Whether you've been married for decades or engaged for a few weeks, money—how to save it, how to spend it—is one of the most common argument triggers for couples. But by working as a team to understand and wisely use your finances from the beginning of your marriage, you can avoid some of those challenges (and the fights that often follow). The first step, says Matt Bell, author of Money and Marriage: A Complete Guide for Engaged and Newly Married Couples, is to join your finances, so you can move forward with goals based on your shared net worth. "Combining accounts fosters teamwork and transparency," says Bell. "It encourages couples to manage money together and it enables both spouses to always know where their household stands financially."
Here, Bell shares three important tips to follow if you want to make sure your newlywed years set you on a course toward richer—not poorer.
Build a budget—and try to stick to it.
Setting and maintaining a budget together means each partner knows where the money is going and how it's affecting their long-term goals. "Both should be involved in setting financial priorities and deciding how much to spend on what," says Bell. "Then it's okay to divvy up some of the responsibilities. One spouse might be mostly responsible for data entry, but both should be responsible for seeing how their household is doing throughout the month and doing their part to manage to the numbers in each category." If you aren't on the same page about your spending, you won't be working together toward your other goals, too—whether that's a big vacation, a new home, or debt payoff. "People who don't use a budget usually think it'll be restrictive. I think it's the exact opposite," he says. "It's very freeing to decide together how much we're going to spend on this or that. When we spend money on clothing or vacations or other things, we spend freely because we know how much we can spend without messing up other parts of our financial life."
Live on one income.
There's no match for the flexibility you'll get from committing to expenses that total just one of your incomes. "It's easy to imagine all that you'll be able to afford with two incomes and to start taking on commitments that lock you into your need for both incomes," says Bell. "If you buy a house that requires both incomes, that takes away a lot of financial flexibility." Living on one income means you'll have an entire second salary to put toward home improvements, travel, or retirement, and if your job situation changes in the future—either because you have kids and one partner wants to stop working for a few years, or because one partner loses their job—it won't be nearly as stressful.
Share your past spending.

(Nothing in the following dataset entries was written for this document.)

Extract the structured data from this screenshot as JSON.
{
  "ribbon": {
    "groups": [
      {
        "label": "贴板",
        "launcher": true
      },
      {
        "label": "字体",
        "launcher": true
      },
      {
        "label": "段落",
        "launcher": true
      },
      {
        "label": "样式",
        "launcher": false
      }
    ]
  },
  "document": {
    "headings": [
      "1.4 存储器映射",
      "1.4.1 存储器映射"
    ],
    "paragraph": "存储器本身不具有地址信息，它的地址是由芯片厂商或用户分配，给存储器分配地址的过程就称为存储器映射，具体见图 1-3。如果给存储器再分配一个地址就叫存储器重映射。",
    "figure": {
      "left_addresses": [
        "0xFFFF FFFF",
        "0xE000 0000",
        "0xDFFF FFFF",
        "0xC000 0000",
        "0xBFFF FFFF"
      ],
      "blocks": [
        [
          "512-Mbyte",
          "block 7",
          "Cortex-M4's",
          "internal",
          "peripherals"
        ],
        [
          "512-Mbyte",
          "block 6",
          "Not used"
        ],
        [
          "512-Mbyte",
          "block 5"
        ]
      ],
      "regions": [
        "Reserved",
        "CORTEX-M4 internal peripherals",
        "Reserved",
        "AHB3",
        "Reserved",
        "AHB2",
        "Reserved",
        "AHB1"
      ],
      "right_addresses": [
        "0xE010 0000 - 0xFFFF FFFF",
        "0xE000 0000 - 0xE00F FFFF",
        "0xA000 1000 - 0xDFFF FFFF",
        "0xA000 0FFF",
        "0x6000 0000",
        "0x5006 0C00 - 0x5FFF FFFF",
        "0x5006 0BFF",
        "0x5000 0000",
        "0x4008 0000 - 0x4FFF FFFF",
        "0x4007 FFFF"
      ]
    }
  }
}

While you're being honest about your relationship history, your not-very-politically-correct uncle, and your habit of forgetting to take the trash out, own up to your financial picture, too—especially if it includes a big chunk of consumer debt. "Here's what I think is the healthiest attitude to take into your marriage," Bell says: "If one spouse had debt before getting married, after getting married they both have debt. If one was especially wealthy before getting married, after getting married they're both wealthy." Paying off debt should be a task for the couple to focus on together—in many cases, before making any other major financial moves. "Debt is a huge hindrance to a happy marriage," says Bell. "With debt there tends to be more tension, more stress, and it limits what you can do—whether you can buy a house, how much house you can afford, the types of vacations you can take." This means not going into debt to pay for your wedding, either. "For some couples, that can be tough—it's an important day, filled with expectations," Bell says. "To be sure, there will be lots of tradeoffs to make, but that's great training for life after your wedding day, because there will be lots of tradeoffs to make then as well."